"Eh? You say that when you want to ask a favor, Mike. What is it?"
"Hold it," Harshaw said hastily. "The trouble is with
the English language, not with you. Masculine speech forms do include
the feminine, when you are speaking in general--but not when you are
talking about a particular person."
"Eh? You usually say that when you want to ask a favor, Mike. What
is it this time? Speak up."
Heres his comment:
Jubal Harshaw, Unbound! Jubal is a wordy, folksy kind of guy.
Remember, this is a combination of author/lawyer were talking
about. The AOP versions of Jubals speech patterns show evidence
of the telegraphese RAH mentions in a letter to his agent.
The Uncut versions are much more natural to the ear, and much more likely
to be the way Jubal actually talks. Jubal was always a great character,
but he didnt come fully alive for me until I read the Uncut.
This, however, is not a good comment. Many people speak directly.
This is not an example of bad editing, rather personal preference. However,
given that Rule states that most cuts were in this fashion I have to
say I think the originally published version would have been superior.
Dialogue is not Heinleins strength- in fact, it seems that sci
fi, in general, is at its worst when trying to predict the lingo and
cadences of futurespeak, if only a few decades ahead. Imagine how Heinlein
would deal with hip hop!
Still, the book is a very good read, an example of a good idea
and solid narrative leading to excellence. A little more realistic characterization,
and a trimming of some excess tropes would have made it a good book.
The single most obvious example would have been the fleshing out of
Mikes motives- not all, but some. On the other hand it could be
argued that the whole of the book, much like Ursula LeGuins The

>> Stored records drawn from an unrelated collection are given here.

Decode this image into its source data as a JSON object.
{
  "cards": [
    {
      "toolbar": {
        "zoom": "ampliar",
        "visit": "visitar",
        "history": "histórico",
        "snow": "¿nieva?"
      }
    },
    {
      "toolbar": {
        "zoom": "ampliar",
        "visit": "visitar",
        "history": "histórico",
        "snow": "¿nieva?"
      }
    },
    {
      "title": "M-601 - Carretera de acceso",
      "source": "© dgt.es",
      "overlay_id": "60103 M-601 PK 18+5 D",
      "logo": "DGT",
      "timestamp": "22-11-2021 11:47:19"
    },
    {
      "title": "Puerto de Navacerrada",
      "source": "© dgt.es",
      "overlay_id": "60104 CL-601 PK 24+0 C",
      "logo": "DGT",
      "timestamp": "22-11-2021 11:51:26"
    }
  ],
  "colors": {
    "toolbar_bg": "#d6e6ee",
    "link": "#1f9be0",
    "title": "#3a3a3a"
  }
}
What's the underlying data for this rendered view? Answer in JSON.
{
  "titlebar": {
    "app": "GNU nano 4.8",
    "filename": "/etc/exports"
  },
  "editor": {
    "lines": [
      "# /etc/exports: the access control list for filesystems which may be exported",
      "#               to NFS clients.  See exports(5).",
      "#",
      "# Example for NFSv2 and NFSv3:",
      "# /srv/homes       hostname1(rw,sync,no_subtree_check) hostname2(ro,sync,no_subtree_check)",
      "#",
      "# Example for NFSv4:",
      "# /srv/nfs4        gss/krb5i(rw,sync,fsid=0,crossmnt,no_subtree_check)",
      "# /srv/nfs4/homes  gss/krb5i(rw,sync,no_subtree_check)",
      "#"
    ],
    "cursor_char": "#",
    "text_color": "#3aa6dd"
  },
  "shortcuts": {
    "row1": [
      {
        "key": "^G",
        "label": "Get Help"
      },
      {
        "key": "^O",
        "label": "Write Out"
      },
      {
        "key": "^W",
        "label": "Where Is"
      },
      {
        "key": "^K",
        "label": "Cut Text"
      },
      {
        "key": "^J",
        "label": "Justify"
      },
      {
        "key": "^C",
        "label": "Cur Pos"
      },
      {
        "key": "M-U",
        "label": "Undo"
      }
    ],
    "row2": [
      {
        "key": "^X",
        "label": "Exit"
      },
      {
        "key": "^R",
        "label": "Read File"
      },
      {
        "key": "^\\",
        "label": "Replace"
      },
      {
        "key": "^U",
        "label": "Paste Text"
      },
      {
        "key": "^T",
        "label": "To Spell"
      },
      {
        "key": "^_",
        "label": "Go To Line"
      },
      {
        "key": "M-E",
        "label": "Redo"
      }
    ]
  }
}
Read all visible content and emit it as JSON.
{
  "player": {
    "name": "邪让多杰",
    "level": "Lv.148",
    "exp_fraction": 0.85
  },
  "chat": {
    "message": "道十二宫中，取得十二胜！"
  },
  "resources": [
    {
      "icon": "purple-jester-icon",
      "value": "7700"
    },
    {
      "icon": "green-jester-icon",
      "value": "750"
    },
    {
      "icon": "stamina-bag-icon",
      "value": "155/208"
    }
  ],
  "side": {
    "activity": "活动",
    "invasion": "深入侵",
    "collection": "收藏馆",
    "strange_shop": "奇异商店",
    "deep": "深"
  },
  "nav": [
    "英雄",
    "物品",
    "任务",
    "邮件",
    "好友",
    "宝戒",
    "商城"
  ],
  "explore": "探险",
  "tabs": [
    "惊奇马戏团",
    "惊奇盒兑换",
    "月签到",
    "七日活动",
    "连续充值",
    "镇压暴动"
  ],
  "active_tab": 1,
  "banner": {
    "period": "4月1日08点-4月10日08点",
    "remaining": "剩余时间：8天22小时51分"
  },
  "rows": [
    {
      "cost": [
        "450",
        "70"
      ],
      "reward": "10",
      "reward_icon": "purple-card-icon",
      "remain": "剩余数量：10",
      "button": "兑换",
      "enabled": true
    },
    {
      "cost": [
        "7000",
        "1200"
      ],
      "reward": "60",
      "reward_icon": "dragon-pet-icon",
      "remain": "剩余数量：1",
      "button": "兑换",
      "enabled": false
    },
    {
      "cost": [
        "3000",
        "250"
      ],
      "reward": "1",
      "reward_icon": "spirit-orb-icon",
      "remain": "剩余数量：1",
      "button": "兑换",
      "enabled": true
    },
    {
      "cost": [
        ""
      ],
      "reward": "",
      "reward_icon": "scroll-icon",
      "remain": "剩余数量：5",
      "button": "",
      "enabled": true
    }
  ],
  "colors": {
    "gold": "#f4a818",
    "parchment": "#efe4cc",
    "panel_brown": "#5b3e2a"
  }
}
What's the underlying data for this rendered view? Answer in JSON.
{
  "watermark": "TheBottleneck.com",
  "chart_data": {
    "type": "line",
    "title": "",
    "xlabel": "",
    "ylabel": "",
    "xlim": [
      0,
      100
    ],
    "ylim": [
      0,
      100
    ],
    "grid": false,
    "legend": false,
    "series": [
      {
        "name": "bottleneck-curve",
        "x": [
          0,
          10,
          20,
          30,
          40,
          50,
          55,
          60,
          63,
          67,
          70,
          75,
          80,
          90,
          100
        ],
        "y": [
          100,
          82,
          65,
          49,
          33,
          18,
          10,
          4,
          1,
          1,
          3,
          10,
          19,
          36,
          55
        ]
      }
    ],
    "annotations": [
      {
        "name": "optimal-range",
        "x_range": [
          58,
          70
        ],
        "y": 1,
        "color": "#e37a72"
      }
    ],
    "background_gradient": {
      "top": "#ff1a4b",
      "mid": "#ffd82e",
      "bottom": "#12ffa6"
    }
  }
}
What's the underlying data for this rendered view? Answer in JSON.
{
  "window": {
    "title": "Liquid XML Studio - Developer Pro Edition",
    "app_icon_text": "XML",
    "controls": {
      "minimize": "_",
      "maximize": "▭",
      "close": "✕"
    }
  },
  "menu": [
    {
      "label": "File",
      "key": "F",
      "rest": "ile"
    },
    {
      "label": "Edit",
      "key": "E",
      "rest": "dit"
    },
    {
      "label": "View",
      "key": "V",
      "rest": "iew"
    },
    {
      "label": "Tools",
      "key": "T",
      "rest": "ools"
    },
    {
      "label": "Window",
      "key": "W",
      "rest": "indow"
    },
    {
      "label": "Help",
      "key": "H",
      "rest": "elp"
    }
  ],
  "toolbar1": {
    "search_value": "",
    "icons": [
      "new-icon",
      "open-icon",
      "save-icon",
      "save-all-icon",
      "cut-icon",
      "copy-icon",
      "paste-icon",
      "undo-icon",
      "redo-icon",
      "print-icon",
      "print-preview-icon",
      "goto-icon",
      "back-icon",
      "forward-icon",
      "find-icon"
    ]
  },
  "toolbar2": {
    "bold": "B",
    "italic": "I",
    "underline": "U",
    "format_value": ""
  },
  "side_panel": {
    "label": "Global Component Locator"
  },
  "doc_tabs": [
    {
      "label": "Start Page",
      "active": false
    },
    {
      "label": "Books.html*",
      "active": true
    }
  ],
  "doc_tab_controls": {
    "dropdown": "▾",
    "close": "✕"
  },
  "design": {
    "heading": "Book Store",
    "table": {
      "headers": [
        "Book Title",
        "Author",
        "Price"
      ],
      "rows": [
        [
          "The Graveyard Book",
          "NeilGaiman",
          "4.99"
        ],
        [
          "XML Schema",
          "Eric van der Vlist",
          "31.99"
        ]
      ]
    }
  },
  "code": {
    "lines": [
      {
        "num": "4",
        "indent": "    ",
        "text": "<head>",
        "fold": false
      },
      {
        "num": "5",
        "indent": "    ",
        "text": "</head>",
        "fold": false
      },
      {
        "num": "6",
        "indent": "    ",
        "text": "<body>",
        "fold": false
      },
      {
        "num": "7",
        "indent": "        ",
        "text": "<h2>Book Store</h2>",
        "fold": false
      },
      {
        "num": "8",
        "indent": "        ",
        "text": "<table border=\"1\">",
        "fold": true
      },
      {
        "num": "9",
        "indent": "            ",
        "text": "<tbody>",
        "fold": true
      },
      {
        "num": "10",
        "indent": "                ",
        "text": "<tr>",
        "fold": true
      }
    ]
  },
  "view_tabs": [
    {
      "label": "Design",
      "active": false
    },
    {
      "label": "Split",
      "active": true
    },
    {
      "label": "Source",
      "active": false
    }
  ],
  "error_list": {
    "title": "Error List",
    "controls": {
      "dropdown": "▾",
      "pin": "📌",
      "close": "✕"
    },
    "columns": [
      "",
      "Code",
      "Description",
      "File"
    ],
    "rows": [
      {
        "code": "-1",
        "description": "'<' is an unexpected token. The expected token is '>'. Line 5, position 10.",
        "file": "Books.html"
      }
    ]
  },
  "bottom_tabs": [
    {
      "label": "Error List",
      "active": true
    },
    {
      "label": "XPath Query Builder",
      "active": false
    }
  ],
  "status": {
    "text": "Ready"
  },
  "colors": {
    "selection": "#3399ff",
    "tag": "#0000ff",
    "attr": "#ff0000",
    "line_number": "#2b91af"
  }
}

Lathe Of Heaven, is a fantasy- the only question is whether its
Mikes, Jubals, or the Old Ones fantasy. In that case
Mikes blandness is the vicissitude of dream - strange, but a land
we all know.
© Dan Schnieder May 2005
all rights reserved